    [Google Scholar]
  13. Hobson P. N., Mann S. O. 1961; The isolation and culture of glycerol-fermenting and lipolytic bacteria from the rumen of the sheep. J. gen. Microbiol 25:227
    [Google Scholar]
  14. Johns A. T. 1953; Fermentation of glycerol in the rumen of the sheep. N.Z. J. Sci. Tech 35A:262
    [Google Scholar]
  15. Korn E. D. 1960; The fatty acid and positional specificities of lipoprotein lipase. Abstr. Comms. 5th int. Conf. Biochem. Problems of Lipids p. 20
    [Google Scholar]
  16. Lambert M., Neish A. C. 1950; Estimation of glycerol. Canad. J. Res 28:83
    [Google Scholar]
  17. Reiser R. 1951; Hydrogenation of polyunsaturated fatty acids by the ruminant. Fed. Proc 10:236
    [Google Scholar]
  18. Reiser R., Reddy H. G. R. 1956; The hydrogenation of dietary unsaturated fatty acids by the ruminant. J. Amer. Oil Chem. Soc 33:155
    [Google Scholar]
  19. Shorland F. B., Weenink R. O., Johns A. T. 1955; Effect of the rumen on dietary fat. Nature; Lond: 1751129
    [Google Scholar]
  20. Shorland F. B., Weenink R. O., Johns A. T., McDonald I. R. C. 1957; The effect of sheep-rumen contents on unsaturated fatty acids. Biochem. J 67:328
    [Google Scholar]
  21. Weenink R. O. 1959; A note on the acetone-soluble lipids of forage grasses and clovers. N.Z. J. Sci 2:273
    [Google Scholar]
  22. Wright D. E. 1959; Hydrogenation of lipids by rumen protozoa. Nature; Lond: 184875
    [Google Scholar]

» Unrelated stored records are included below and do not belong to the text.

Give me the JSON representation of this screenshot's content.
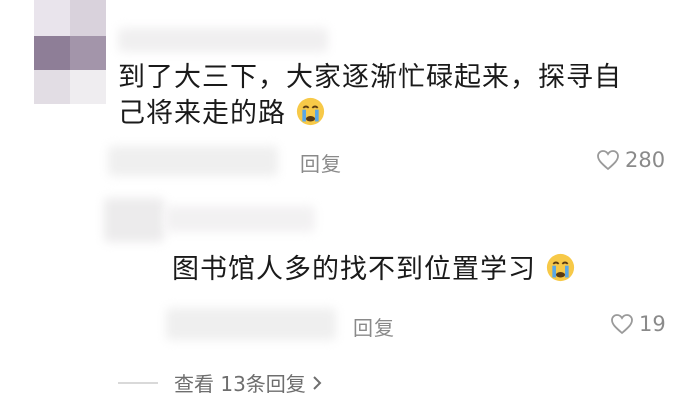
{
  "comments": [
    {
      "text_line1": "到了大三下，大家逐渐忙碌起来，探寻自",
      "text_line2": "己将来走的路",
      "emoji": "crying-face-icon",
      "reply_label": "回复",
      "likes": "280"
    },
    {
      "text": "图书馆人多的找不到位置学习",
      "emoji": "crying-face-icon",
      "reply_label": "回复",
      "likes": "19"
    }
  ],
  "view_more_label": "查看 13条回复",
  "colors": {
    "text": "#1a1a1a",
    "secondary": "#8a8a8a",
    "emoji_face": "#f7c948",
    "emoji_tear": "#5aa7e6"
  }
}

  23. Wright D. E. 1960; Hydrogenation of chloroplast lipids by rumen bacteria. Nature; Lond: 185546
    [Google Scholar]
http://instance.metastore.ingenta.com/content/journal/micro/10.1099/00221287-25-2-215
Loading
/content/journal/micro/10.1099/00221287-25-2-215
Loading

Data & Media loading...

This is a required field
Please enter a valid email address
Approval was a Success
Invalid data
An Error Occurred
Approval was partially successful, following selected items could not be processed due to error